Friday, 13 January 2012
"Israel presented her revelation in terms of Law, Prophets, and Writings, the order in which her faith was informed. The Pentateuch - the Law - embraces the first five books of the Old Testament and contains the substance of Israel's gospel. God, who created the world with a New Creation in ultimate view, to be achieved ideally by human cooperation, had given Israel a model in the Eden narrative of what the world was to be. Dominion, in terms of service to God's creation, needed to be exercised over the world outside the garden. Within this dominion, the model of Genesis 2 was extended over all creation. The failure of representative humanity to rise to this task in Genesis 3 meant the call of Israel as the world's evangelist; Israel would be the nation calling the world to the new model of God's government.. This was to happen as Israel endorsed kingdom-of-God values in her Promised Land, the new Eden." (p9)It's hard for modern Westerners to think in terms of God's story. It's hard for modern Africans too. Each has their own narrative. It's so much easier just to bolt "Jesus gets us into heaven after this is all over" onto our present narrative, rather than to let the Bible totally re-write our story.
But that's what the Bible does. The Bible begins to tell us a story. We need the Bible's story to progressively displace our own faulty stories with its infinitely more glorious one. What Adam and Israel did not do, Christ is doing and shall do. Hallelujah!
Tuesday, 10 January 2012
Suppose that the amount of giving by kind, generous mission-supporting churches in the West dwarfs the amount that is or can be given locally. Let's suppose too that the locals are the majority poor; they live hand-to-mouth (they're not the middle-class elite).

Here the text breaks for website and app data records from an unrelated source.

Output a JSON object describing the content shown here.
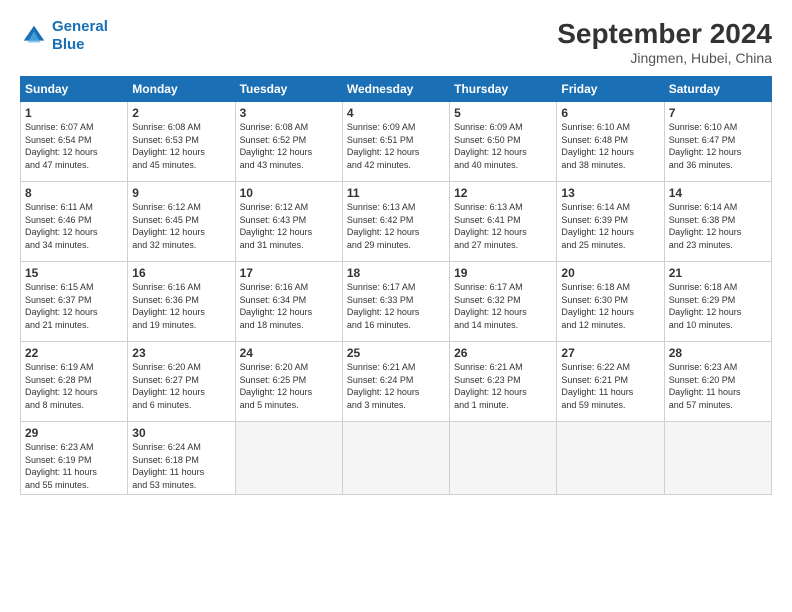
{
  "header": {
    "logo_line1": "General",
    "logo_line2": "Blue",
    "month_title": "September 2024",
    "location": "Jingmen, Hubei, China"
  },
  "days_of_week": [
    "Sunday",
    "Monday",
    "Tuesday",
    "Wednesday",
    "Thursday",
    "Friday",
    "Saturday"
  ],
  "weeks": [
    [
      {
        "day": "1",
        "info": "Sunrise: 6:07 AM\nSunset: 6:54 PM\nDaylight: 12 hours\nand 47 minutes."
      },
      {
        "day": "2",
        "info": "Sunrise: 6:08 AM\nSunset: 6:53 PM\nDaylight: 12 hours\nand 45 minutes."
      },
      {
        "day": "3",
        "info": "Sunrise: 6:08 AM\nSunset: 6:52 PM\nDaylight: 12 hours\nand 43 minutes."
      },
      {
        "day": "4",
        "info": "Sunrise: 6:09 AM\nSunset: 6:51 PM\nDaylight: 12 hours\nand 42 minutes."
      },
      {
        "day": "5",
        "info": "Sunrise: 6:09 AM\nSunset: 6:50 PM\nDaylight: 12 hours\nand 40 minutes."
      },
      {
        "day": "6",
        "info": "Sunrise: 6:10 AM\nSunset: 6:48 PM\nDaylight: 12 hours\nand 38 minutes."
      },
      {
        "day": "7",
        "info": "Sunrise: 6:10 AM\nSunset: 6:47 PM\nDaylight: 12 hours\nand 36 minutes."
      }
    ],
    [
      {
        "day": "8",
        "info": "Sunrise: 6:11 AM\nSunset: 6:46 PM\nDaylight: 12 hours\nand 34 minutes."
      },
      {
        "day": "9",
        "info": "Sunrise: 6:12 AM\nSunset: 6:45 PM\nDaylight: 12 hours\nand 32 minutes."
      },
      {
        "day": "10",
        "info": "Sunrise: 6:12 AM\nSunset: 6:43 PM\nDaylight: 12 hours\nand 31 minutes."
      },
      {
        "day": "11",
        "info": "Sunrise: 6:13 AM\nSunset: 6:42 PM\nDaylight: 12 hours\nand 29 minutes."
      },
      {
        "day": "12",
        "info": "Sunrise: 6:13 AM\nSunset: 6:41 PM\nDaylight: 12 hours\nand 27 minutes."
      },
      {
        "day": "13",
        "info": "Sunrise: 6:14 AM\nSunset: 6:39 PM\nDaylight: 12 hours\nand 25 minutes."
      },
      {
        "day": "14",
        "info": "Sunrise: 6:14 AM\nSunset: 6:38 PM\nDaylight: 12 hours\nand 23 minutes."
      }
    ],
    [
      {
        "day": "15",
        "info": "Sunrise: 6:15 AM\nSunset: 6:37 PM\nDaylight: 12 hours\nand 21 minutes."
      },
      {
        "day": "16",
        "info": "Sunrise: 6:16 AM\nSunset: 6:36 PM\nDaylight: 12 hours\nand 19 minutes."
      },
      {
        "day": "17",
        "info": "Sunrise: 6:16 AM\nSunset: 6:34 PM\nDaylight: 12 hours\nand 18 minutes."
      },
      {
        "day": "18",
        "info": "Sunrise: 6:17 AM\nSunset: 6:33 PM\nDaylight: 12 hours\nand 16 minutes."
      },
      {
        "day": "19",
        "info": "Sunrise: 6:17 AM\nSunset: 6:32 PM\nDaylight: 12 hours\nand 14 minutes."
      },
      {
        "day": "20",
        "info": "Sunrise: 6:18 AM\nSunset: 6:30 PM\nDaylight: 12 hours\nand 12 minutes."
      },
      {
        "day": "21",
        "info": "Sunrise: 6:18 AM\nSunset: 6:29 PM\nDaylight: 12 hours\nand 10 minutes."
      }
    ],
    [
      {
        "day": "22",
        "info": "Sunrise: 6:19 AM\nSunset: 6:28 PM\nDaylight: 12 hours\nand 8 minutes."
      },
      {
        "day": "23",
        "info": "Sunrise: 6:20 AM\nSunset: 6:27 PM\nDaylight: 12 hours\nand 6 minutes."
      },
      {
        "day": "24",
        "info": "Sunrise: 6:20 AM\nSunset: 6:25 PM\nDaylight: 12 hours\nand 5 minutes."
      },
      {
        "day": "25",
        "info": "Sunrise: 6:21 AM\nSunset: 6:24 PM\nDaylight: 12 hours\nand 3 minutes."
      },
      {
        "day": "26",
        "info": "Sunrise: 6:21 AM\nSunset: 6:23 PM\nDaylight: 12 hours\nand 1 minute."
      },
      {
        "day": "27",
        "info": "Sunrise: 6:22 AM\nSunset: 6:21 PM\nDaylight: 11 hours\nand 59 minutes."
      },
      {
        "day": "28",
        "info": "Sunrise: 6:23 AM\nSunset: 6:20 PM\nDaylight: 11 hours\nand 57 minutes."
      }
    ],
    [
      {
        "day": "29",
        "info": "Sunrise: 6:23 AM\nSunset: 6:19 PM\nDaylight: 11 hours\nand 55 minutes."
      },
      {
        "day": "30",
        "info": "Sunrise: 6:24 AM\nSunset: 6:18 PM\nDaylight: 11 hours\nand 53 minutes."
      },
      {
        "day": "",
        "info": ""
      },
      {
        "day": "",
        "info": ""
      },
      {
        "day": "",
        "info": ""
      },
      {
        "day": "",
        "info": ""
      },
      {
        "day": "",
        "info": ""
      }
    ]
  ]
}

Suppose that the locals have noticed this. They realise that their contribution is minor, proportionally. If they don't give, then it will not change the big picture into a different level - the church income will remain in the same ball-park.
Remember, these people are living hand-to-mouth. In the towns, they live under great pressure for food, rent, medicines when sick, relatives needing loans from crises, etcetera.
What do you think their response will be, once they've added up the sums, looked at their own situations and the demands upon them, and looked at how easily the foreigner is apparently able to send more cash?
And why do you think that? Is it based on personal knowledge of the maturity of the churches? Or wishful thinking?
Moving on from there, what do you think the long-term effect of this kind, generous mission-supporting church giving on the African church will be?
There came a point in our own missionary adventure when we realised that the weakness of the African churches, at least those we are familiar with, is not a sad,regrettable and surprising outcome despite all the help that the West has been giving them. It's something else.
Monday, 2 January 2012
I read in the news headlines that the wealthy (i.e., who can afford to do so) world has been celebrating the New Year.
Being someone whose brain starts analysing everything, I wondered why. To most of them, it's an arbitrary event. We circled the sun one more time since last time that we celebrated doing so. Hurrah!
As often observed though, creatures are created; even when they don't really know why they're doing what they're doing, they do it.
For the Christian, the marking of time is meaningful. We believe in progress and success. We believe in the meaning and purpose and goal of history. Jesus has ascended his throne. His kingdom goes forwards. He exerts and makes known his dominion. In his all-wise way, he progressively brings the universe to rights through the suffering and obedience of his people. As the new and final Adam, each year he unfolds what he has purposed, especially through the lives of his covenant children, and brings the day when he shall be revealed in power and glory one revolution closer.
And 2012 will bring more of the same. Praise his name.